The treatment of mitochondrial diseases is always planned individually, and pros have to be weighted against cons when choosing medication. If statins are chosen as medication, regular follow-ups with blood tests are important, with special emphasis on CK-levels.

Why did we choose to use niacin in the patient trial for mitochondrial myopathy patients, and not for example nicotinamide riboside?

We originally did our mouse studies with NR (nicotinamide riboside) and it did improve metabolism and also rescue mitochondrial disease signs in these animals. However, NR was not used for humans at the time when we started the trial, and even now, there are no studies in mitochondrial patients with NR. The effects of the two vitamin B3 forms (NR and niacin) are partially different, and for safety reasons, we chose niacin for our study - it has been used for 50 years for patients with high blood lipids. NR is unstable as a compound, and our experience is that even from solid suppliers, the NR content of products vary.

All in all, it may be that NR and niacin turn out to have similar effects for mitochondrial diseases. However, because they affect the NAD+ pathways somewhat differently, we don’t have yet evidence of NR in humans. We showed that niacin is a strong NAD-booster in humans.
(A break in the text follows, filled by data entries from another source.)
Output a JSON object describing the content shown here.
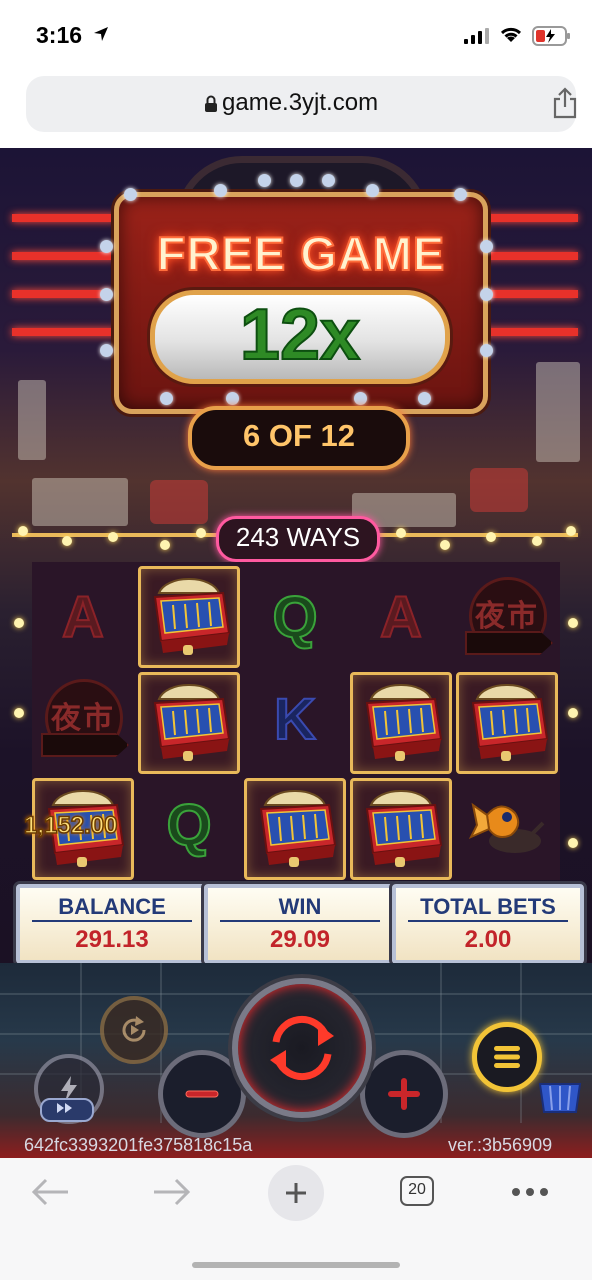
{
  "status_bar": {
    "time": "3:16",
    "icons": [
      "location-arrow-icon",
      "cellular-signal-icon",
      "wifi-icon",
      "battery-charging-icon"
    ]
  },
  "browser": {
    "url": "game.3yjt.com",
    "icons": [
      "lock-icon",
      "share-icon"
    ],
    "toolbar": {
      "tab_count": "20",
      "icons": [
        "back-arrow-icon",
        "forward-arrow-icon",
        "plus-icon",
        "tabs-icon",
        "more-icon"
      ]
    }
  },
  "game": {
    "banner_title": "FREE GAME",
    "multiplier": "12x",
    "round_progress": "6 OF 12",
    "ways": "243 WAYS",
    "reels": [
      [
        "A",
        "night-market",
        "pinball"
      ],
      [
        "pinball",
        "pinball",
        "Q"
      ],
      [
        "Q",
        "K",
        "pinball"
      ],
      [
        "A",
        "pinball",
        "pinball"
      ],
      [
        "night-market",
        "pinball",
        "fish"
      ]
    ],
    "night_market_text": "夜市",
    "highlighted_payout": "1,152.00",
    "panels": {
      "balance_label": "BALANCE",
      "balance_value": "291.13",
      "win_label": "WIN",
      "win_value": "29.09",
      "total_bets_label": "TOTAL BETS",
      "total_bets_value": "2.00"
    },
    "session_id": "642fc3393201fe375818c15a",
    "version": "ver.:3b56909",
    "colors": {
      "accent_gold": "#e9b95a",
      "neon_red": "#ff4a3a",
      "multiplier_green": "#2e8a25",
      "panel_text": "#233a78",
      "value_red": "#c2242a"
    }
  }
}
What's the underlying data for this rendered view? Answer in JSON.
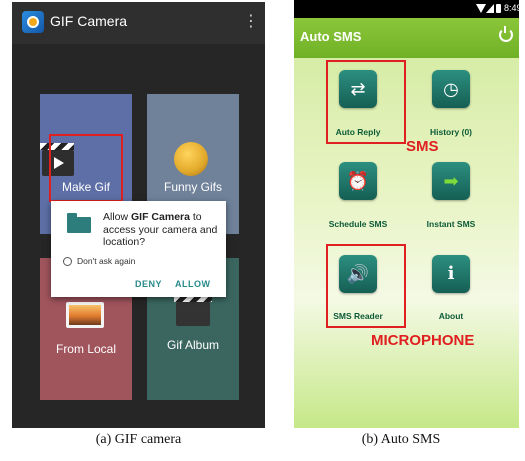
{
  "gif_camera": {
    "app_title": "GIF Camera",
    "menu_glyph": "⋮",
    "tiles": {
      "make_gif": "Make Gif",
      "funny_gifs": "Funny Gifs",
      "from_local": "From Local",
      "gif_album": "Gif Album"
    },
    "dialog": {
      "text_prefix": "Allow ",
      "app_name": "GIF Camera",
      "text_suffix": " to access your camera and location?",
      "checkbox_label": "Don't ask again",
      "deny": "DENY",
      "allow": "ALLOW"
    },
    "caption": "(a)  GIF camera"
  },
  "auto_sms": {
    "status_time": "8:49",
    "app_title": "Auto SMS",
    "items": {
      "auto_reply": "Auto Reply",
      "history": "History (0)",
      "schedule": "Schedule SMS",
      "instant": "Instant SMS",
      "reader": "SMS Reader",
      "about": "About"
    },
    "annotations": {
      "sms": "SMS",
      "microphone": "MICROPHONE"
    },
    "caption": "(b)  Auto SMS"
  },
  "colors": {
    "highlight": "#e02020",
    "sms_header": "#7cbc30",
    "dialog_button": "#2a8a8a"
  }
}
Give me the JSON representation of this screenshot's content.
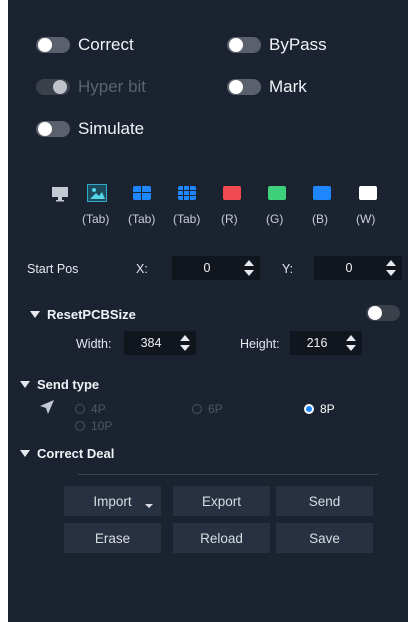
{
  "toggles": {
    "correct": "Correct",
    "bypass": "ByPass",
    "hyper_bit": "Hyper bit",
    "mark": "Mark",
    "simulate": "Simulate"
  },
  "patterns": [
    {
      "icon": "monitor-icon",
      "label": ""
    },
    {
      "icon": "image-icon",
      "label": "(Tab)"
    },
    {
      "icon": "grid-2x2-icon",
      "label": "(Tab)"
    },
    {
      "icon": "grid-3x3-icon",
      "label": "(Tab)"
    },
    {
      "icon": "red-swatch",
      "label": "(R)",
      "color": "#ef4a52"
    },
    {
      "icon": "green-swatch",
      "label": "(G)",
      "color": "#3fd07b"
    },
    {
      "icon": "blue-swatch",
      "label": "(B)",
      "color": "#1e86ff"
    },
    {
      "icon": "white-swatch",
      "label": "(W)",
      "color": "#ffffff"
    }
  ],
  "start_pos": {
    "label": "Start Pos",
    "x_label": "X:",
    "x_value": "0",
    "y_label": "Y:",
    "y_value": "0"
  },
  "reset_pcb": {
    "title": "ResetPCBSize",
    "width_label": "Width:",
    "width_value": "384",
    "height_label": "Height:",
    "height_value": "216"
  },
  "send_type": {
    "title": "Send type",
    "options": [
      "4P",
      "6P",
      "8P",
      "10P"
    ],
    "selected": "8P"
  },
  "correct_deal": {
    "title": "Correct Deal",
    "buttons": [
      "Import",
      "Export",
      "Send",
      "Erase",
      "Reload",
      "Save"
    ]
  },
  "colors": {
    "panel_bg": "#1b2230",
    "accent": "#1e86ff"
  }
}
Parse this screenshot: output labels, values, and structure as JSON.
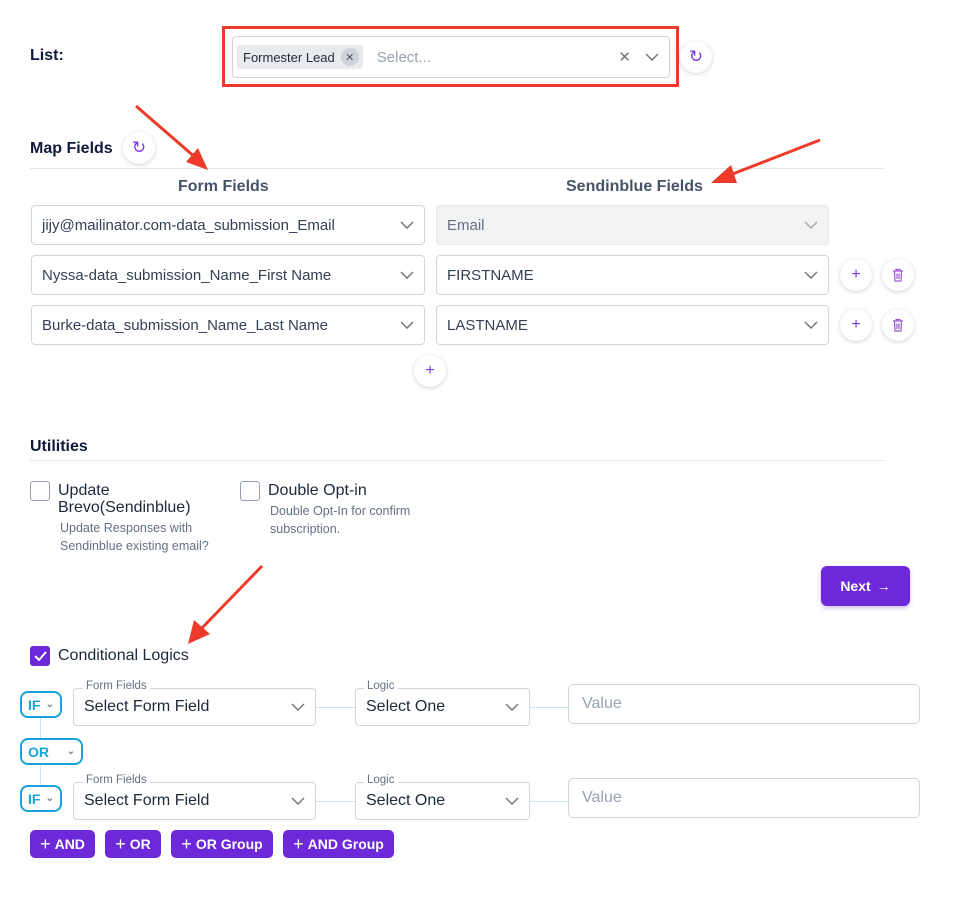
{
  "list": {
    "label": "List:",
    "tag": "Formester Lead",
    "placeholder": "Select..."
  },
  "map_fields": {
    "title": "Map Fields",
    "form_fields_header": "Form Fields",
    "sendinblue_fields_header": "Sendinblue Fields",
    "rows": [
      {
        "form_field": "jijy@mailinator.com-data_submission_Email",
        "sendinblue_field": "Email"
      },
      {
        "form_field": "Nyssa-data_submission_Name_First Name",
        "sendinblue_field": "FIRSTNAME"
      },
      {
        "form_field": "Burke-data_submission_Name_Last Name",
        "sendinblue_field": "LASTNAME"
      }
    ]
  },
  "utilities": {
    "title": "Utilities",
    "update": {
      "label_line1": "Update",
      "label_line2": "Brevo(Sendinblue)",
      "help_line1": "Update Responses with",
      "help_line2": "Sendinblue existing email?"
    },
    "double_optin": {
      "label": "Double Opt-in",
      "help_line1": "Double Opt-In for confirm",
      "help_line2": "subscription."
    }
  },
  "next_label": "Next",
  "conditional": {
    "label": "Conditional Logics",
    "if_label": "IF",
    "or_label": "OR",
    "form_fields_label": "Form Fields",
    "logic_label": "Logic",
    "field_placeholder": "Select Form Field",
    "logic_placeholder": "Select One",
    "value_placeholder": "Value",
    "buttons": {
      "and": "AND",
      "or": "OR",
      "or_group": "OR Group",
      "and_group": "AND Group"
    }
  },
  "colors": {
    "accent": "#6d28d9",
    "operator": "#16a3d9",
    "annotation": "#ee3a2a"
  }
}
NR’s safety and effects in mitochondrial disease (and healthy individuals) remain to be studied.

Peer support?

The Finnish Association for Mitochondrial Patients and Families (Mitokondrioyhdistys ry) was founded in March 2018.

The Association's website address is (only in Finnish):

The Association's email address is:

Chair of the Association is Kim Storås (phone: 0500 853 001).